“He was in a very unenviable position trying to address a huge problem with systemic roots, and in my opinion, he did a pretty good job,” Webster said.
While some fault Harrison for not having a clear strategy to fight gun violence, Webster said that was “not wholly within his capacity,” citing resource issues and the Group Violence Reduction Strategy, which he said Harrison wanted to start “right out of the gate when he came in. There were simply not the resources.”
“There were so many problems he had to solve before he could fully engage in a fairly complex strategy like GVRS,” Webster said.
Over the years, Baltimore has alternated between tapping homegrown talent and searching nationwide for leadership of its police force. Scott said Thursday that Harrison promised early on to reform the department and ensure that his replacement would come from within.
Both of those promises held true. Worley, Harrison’s replacement, was described by the mayor as a “fellow son of Baltimore.” Worley’s hometown roots, experience in the department and approach to the broader community were all important in the decision, Scott said.
At Thursday’s news conference, Worley spoke of his ambitions to one day become commissioner, noting that it was rare for a rank-and-file officer to make it all the way through the ranks to the pinnacle of the department in which they had served. The department veteran praised Harrison for guidance on how to mend the agency’s relationships in Baltimore, speaking of the outgoing commissioner as a mentor.
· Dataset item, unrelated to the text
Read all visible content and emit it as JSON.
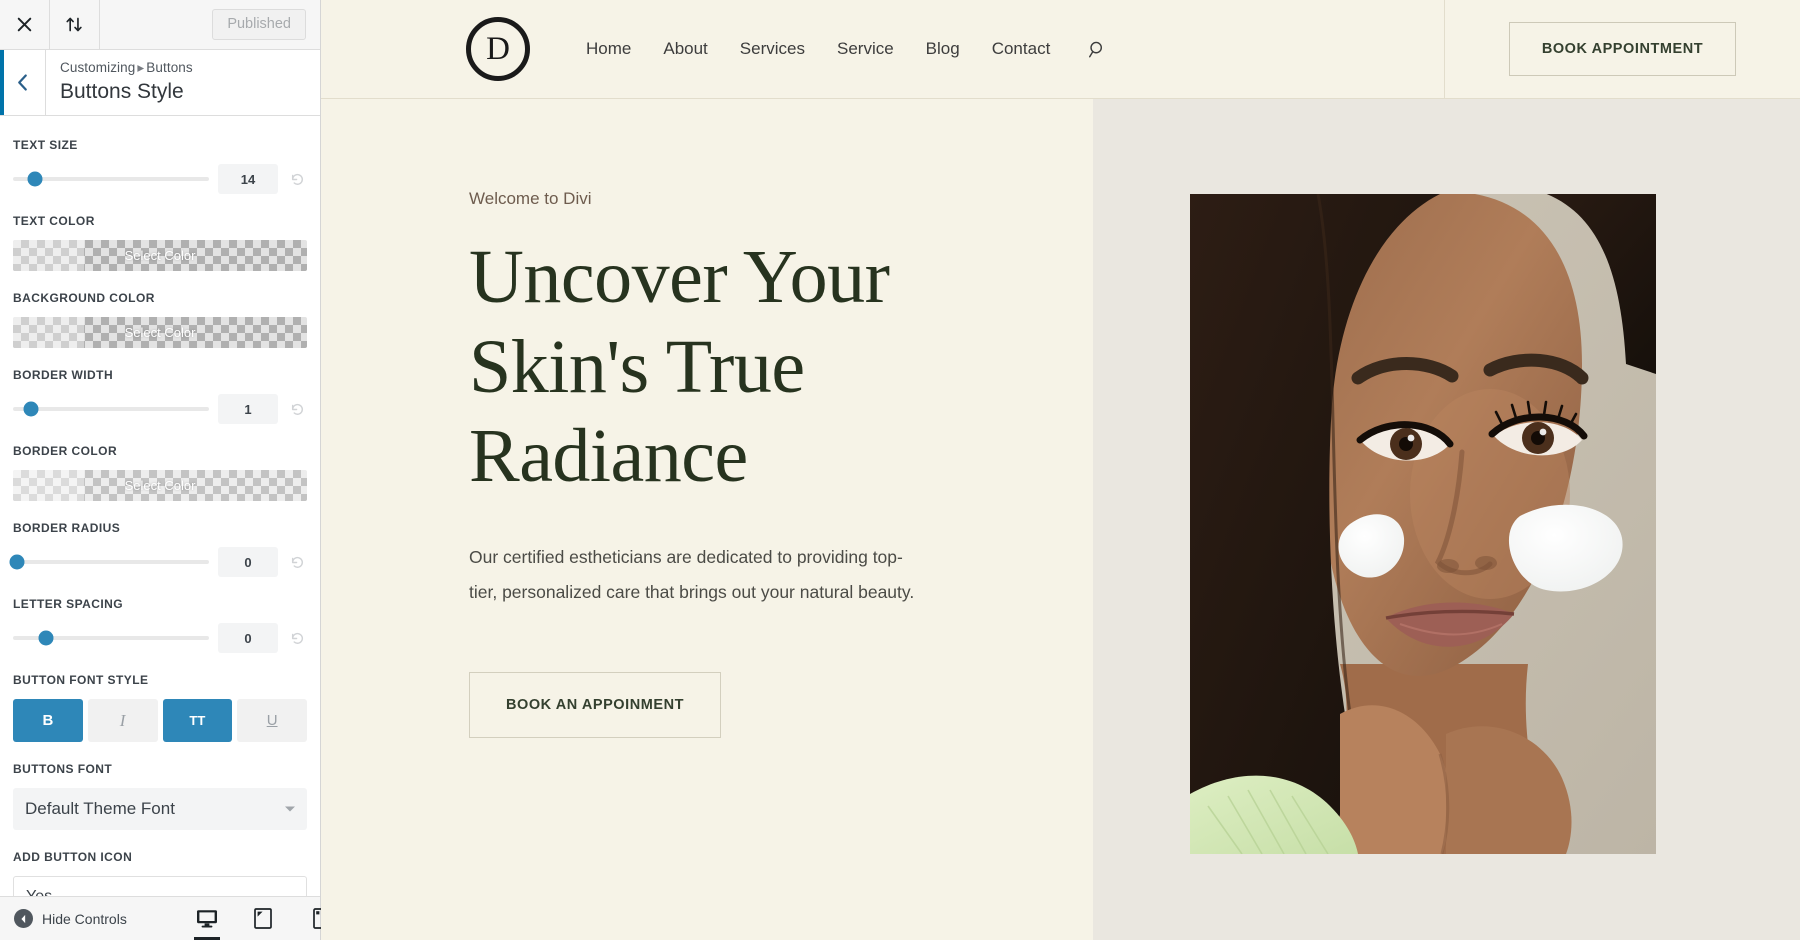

A ranking member of the Baltimore Police Department, who agreed to speak on the condition of anonymity because he was not authorized to make public statements, said that Worley is well-regarded among the rank and file, but that his leadership style is yet to be determined. He described the mood within the department as “ambivalent.”
“When a commissioner goes, it’s like the French Revolution,” he said. “a lot of bloodletting will probably happen, so people are waiting to see how it shakes out.”
The potential departure of Harrison became a flashpoint during a Tuesday evening police budget hearing, when City Councilman Eric Costello tried numerous times to get Harrison to say point-blank whether he intended to serve out the rest of his contract.
Harrison demurred, saying that he serves “at the pleasure of the mayor” and couldn’t answer the question because “I have to know where the mayor stands on that answer before I can actually answer the question.”
Costello repeated the question, which prompted Harrison to say that he had “said no to many opportunities that have come, but there may be a consideration that I may have to consider if it comes, if and when it comes, I may have to make that consideration.”
After a long pause, a visibly frustrated Costello abruptly called a five-minute recess. The budget hearing then continued onto other topics.
Costello said Harrison’s departure was a concern of the City Council during budget hearings this week and thanked him for his service to Baltimore.
“I have had a great working relationship with Interim Commissioner Worley during my nearly nine years on the City Council,” the Democrat said. “I am confident this will continue and that he will make the meaningful changes necessary to ensure all our communities across Baltimore City are safe.”